Experience Talks: GM as Referee

 

GM as Referee

referee-1149014_640GMs also have to act as referee/judge when running a game. In other games that require a referee (such as football), the referees must know the rules in and out, and be ready to make a call instantly. GMing is a little different, since the GM not only enforces the rules like other referees; he’s also free to change them to suit the story.

Example: In one game, the GM had us write up Champions characters, but we may as well not have bothered. The game was run extremely freeform, and felt more like a Marvel Super Heroes game. My speedster had a 9 SPD, but in combat, it didn’t matter at all, since everything was handled descriptively, instead of taking it phase by phase. 

This took some getting used to, but it was kind of nice to play Champions while taking a break from the rules for a while. 

Example: In another game, I was mind-controlled to hate a demon that got stronger whenever he was attacked in hate. Since the mind control attack barely hit me, the GM offered me a chance to dodge. Surprised, I said, “Okay, what do I do?” He told me to roll the dice and tell him if I made it. 

I rolled 3d6 and got an average result, and told him that I guessed I made it. He told me that the mental beam just snagged me in the foot as I was getting out of the way and that I now had a medium dislike of the demon. This was a nice rule-bending that added a partial effect to mind control, which is normally all-or-nothing. 

I ended up attacking a structure behind him so that it collapsed and knocked him out. 

As a referee, a good GM should exercise fair, quick, consistent judgement, and should accommodate disagreeing players. Read more

Faith and Gaming: Mechanics

The following article was originally published in June 2001 on the Christian Gamers Guild’s website. The entire series remains available at its original URL.

When I was working my way back toward the fundamentals of our game experience last month, just before I reached the point of discussing social interaction I mentioned mechanics. Mechanics are the stuff that makes games work, that makes games games. In a sense, it is game mechanics that separate games from all other forms of social interaction. That is, a game has rules. It has objectives which are to be sought, methods which are legitimate approaches, and penalties for breach. Like a story, it has conflict and resolution; unlike a story, the conflict is defined and resolved by specific limited tools, the rules of the game, the mechanics.

And if our faith is to infiltrate our lives completely, we may need to ask ourselves how it affects our regard for the mechanics within games.

dice03

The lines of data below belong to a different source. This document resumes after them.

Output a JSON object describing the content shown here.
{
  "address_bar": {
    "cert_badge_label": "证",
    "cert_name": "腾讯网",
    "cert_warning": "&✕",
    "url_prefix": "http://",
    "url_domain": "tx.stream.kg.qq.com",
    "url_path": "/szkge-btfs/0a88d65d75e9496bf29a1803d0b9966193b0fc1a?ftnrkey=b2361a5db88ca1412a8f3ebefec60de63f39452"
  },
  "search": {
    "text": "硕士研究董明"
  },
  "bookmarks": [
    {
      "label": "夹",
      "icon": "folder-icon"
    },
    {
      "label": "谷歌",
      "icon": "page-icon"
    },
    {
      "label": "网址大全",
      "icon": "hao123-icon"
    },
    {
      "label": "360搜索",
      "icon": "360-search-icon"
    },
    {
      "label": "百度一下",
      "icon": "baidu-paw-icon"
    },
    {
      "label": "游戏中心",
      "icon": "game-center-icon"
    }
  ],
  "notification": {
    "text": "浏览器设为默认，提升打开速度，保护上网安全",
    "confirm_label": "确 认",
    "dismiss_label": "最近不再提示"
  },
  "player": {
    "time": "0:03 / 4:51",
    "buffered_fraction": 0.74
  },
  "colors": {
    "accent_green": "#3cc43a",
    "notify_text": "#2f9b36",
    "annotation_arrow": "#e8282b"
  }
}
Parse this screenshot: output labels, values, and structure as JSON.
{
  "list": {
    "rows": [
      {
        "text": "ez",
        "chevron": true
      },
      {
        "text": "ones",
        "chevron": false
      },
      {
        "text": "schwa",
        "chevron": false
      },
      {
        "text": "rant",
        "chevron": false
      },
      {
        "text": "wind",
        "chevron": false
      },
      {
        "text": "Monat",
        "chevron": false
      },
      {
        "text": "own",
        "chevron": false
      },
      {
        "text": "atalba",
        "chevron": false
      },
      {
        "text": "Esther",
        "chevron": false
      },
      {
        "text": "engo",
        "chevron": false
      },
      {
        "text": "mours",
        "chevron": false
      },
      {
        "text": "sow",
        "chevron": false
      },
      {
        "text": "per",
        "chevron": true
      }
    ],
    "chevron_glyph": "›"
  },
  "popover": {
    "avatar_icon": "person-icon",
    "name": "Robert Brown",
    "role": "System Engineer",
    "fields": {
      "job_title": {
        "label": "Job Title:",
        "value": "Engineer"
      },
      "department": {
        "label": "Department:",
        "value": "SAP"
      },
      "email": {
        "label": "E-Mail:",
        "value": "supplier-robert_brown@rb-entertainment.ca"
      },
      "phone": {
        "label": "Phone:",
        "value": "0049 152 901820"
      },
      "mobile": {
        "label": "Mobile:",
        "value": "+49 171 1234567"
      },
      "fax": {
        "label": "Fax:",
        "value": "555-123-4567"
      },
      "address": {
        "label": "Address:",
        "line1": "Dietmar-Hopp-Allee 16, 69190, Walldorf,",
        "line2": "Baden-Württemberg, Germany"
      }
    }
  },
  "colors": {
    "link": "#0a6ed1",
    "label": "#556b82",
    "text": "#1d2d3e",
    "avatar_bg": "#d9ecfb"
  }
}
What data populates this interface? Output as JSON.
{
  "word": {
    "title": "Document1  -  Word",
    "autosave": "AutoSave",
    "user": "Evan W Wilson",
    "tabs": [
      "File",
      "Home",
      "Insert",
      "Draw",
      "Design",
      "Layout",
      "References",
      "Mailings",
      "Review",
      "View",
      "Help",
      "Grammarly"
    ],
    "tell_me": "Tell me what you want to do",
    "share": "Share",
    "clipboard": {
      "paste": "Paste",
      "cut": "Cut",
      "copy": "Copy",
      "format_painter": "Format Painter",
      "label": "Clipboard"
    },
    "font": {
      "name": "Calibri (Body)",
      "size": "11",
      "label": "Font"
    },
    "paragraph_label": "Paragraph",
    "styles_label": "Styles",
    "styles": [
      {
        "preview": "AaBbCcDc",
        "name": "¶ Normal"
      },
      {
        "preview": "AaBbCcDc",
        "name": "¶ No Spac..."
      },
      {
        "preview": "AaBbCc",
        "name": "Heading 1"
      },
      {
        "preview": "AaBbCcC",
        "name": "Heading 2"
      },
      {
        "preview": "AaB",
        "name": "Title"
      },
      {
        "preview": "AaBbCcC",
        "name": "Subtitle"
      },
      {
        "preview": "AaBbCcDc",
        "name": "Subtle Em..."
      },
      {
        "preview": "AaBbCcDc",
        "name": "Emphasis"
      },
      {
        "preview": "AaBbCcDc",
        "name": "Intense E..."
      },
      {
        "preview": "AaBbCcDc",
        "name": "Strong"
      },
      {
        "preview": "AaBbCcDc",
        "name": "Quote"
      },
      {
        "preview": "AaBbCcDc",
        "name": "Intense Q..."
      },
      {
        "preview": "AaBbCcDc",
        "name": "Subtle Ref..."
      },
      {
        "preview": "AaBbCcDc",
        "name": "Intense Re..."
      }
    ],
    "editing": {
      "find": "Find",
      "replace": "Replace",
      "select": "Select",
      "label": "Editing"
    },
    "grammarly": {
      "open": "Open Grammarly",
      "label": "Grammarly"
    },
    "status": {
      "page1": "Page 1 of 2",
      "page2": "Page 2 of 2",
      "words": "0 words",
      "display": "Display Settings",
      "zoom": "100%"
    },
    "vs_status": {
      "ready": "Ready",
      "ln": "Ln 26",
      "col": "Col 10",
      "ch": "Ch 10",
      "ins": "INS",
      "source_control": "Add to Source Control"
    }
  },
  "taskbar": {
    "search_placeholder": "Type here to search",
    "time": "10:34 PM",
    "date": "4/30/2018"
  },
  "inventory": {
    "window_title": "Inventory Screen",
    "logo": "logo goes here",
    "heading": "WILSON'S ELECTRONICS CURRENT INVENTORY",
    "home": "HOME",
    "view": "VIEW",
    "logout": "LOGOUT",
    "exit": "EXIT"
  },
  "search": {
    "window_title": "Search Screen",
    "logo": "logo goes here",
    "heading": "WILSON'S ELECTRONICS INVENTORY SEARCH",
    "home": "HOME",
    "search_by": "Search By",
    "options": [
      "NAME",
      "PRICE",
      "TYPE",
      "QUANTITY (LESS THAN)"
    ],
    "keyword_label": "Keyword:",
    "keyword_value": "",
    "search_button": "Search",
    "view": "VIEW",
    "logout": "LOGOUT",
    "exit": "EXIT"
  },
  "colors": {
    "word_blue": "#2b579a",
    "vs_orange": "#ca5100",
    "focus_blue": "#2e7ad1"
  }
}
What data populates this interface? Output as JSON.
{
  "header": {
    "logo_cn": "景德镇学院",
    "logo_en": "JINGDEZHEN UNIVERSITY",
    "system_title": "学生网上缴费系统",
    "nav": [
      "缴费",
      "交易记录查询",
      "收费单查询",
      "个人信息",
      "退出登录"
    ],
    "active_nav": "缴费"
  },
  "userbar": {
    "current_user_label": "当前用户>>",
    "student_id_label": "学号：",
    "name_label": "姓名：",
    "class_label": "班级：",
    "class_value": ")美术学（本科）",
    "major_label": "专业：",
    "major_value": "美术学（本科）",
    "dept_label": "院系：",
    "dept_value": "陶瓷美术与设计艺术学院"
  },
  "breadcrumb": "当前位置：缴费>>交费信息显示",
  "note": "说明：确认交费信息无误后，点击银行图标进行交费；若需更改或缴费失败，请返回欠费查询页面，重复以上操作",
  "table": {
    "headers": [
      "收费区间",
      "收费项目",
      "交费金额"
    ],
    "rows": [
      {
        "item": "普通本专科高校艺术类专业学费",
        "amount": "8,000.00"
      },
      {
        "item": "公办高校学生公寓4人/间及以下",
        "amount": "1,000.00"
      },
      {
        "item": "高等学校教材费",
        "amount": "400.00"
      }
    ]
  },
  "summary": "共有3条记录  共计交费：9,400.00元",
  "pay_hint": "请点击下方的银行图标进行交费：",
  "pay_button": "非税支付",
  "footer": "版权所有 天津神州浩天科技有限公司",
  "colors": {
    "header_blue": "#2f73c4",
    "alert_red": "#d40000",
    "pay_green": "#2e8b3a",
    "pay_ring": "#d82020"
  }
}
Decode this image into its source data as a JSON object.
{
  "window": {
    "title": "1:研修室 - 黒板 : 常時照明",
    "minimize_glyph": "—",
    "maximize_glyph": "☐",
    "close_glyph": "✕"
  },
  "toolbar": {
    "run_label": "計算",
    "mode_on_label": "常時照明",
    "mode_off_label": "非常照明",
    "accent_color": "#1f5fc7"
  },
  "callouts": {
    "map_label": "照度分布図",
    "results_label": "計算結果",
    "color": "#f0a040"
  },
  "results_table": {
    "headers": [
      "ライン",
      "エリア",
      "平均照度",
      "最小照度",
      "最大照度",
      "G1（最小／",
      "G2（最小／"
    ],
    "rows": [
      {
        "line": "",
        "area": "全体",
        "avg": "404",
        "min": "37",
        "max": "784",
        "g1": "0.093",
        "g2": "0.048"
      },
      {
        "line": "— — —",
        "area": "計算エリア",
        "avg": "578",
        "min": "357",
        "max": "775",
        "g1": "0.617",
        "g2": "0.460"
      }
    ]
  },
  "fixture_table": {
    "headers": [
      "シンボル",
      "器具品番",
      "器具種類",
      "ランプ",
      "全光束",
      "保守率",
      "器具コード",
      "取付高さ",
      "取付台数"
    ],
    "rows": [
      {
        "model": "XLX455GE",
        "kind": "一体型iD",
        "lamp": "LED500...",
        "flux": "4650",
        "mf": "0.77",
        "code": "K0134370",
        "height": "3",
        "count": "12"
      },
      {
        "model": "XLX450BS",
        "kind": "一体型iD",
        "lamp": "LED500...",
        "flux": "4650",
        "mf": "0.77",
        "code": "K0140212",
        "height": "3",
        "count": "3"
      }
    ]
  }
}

In discussing the mechanics specifically of role playing games, three broad concepts of resolution systems have been identified. These have been labeled drama, fortune, and karma. And if we understand these concepts aright, we realize that they are present in all games in one form or another. We also begin to see that each of these concepts has aspects which fit our faith well, but each has aspects which are problematic for our faith. We’ll look at them individually. Read more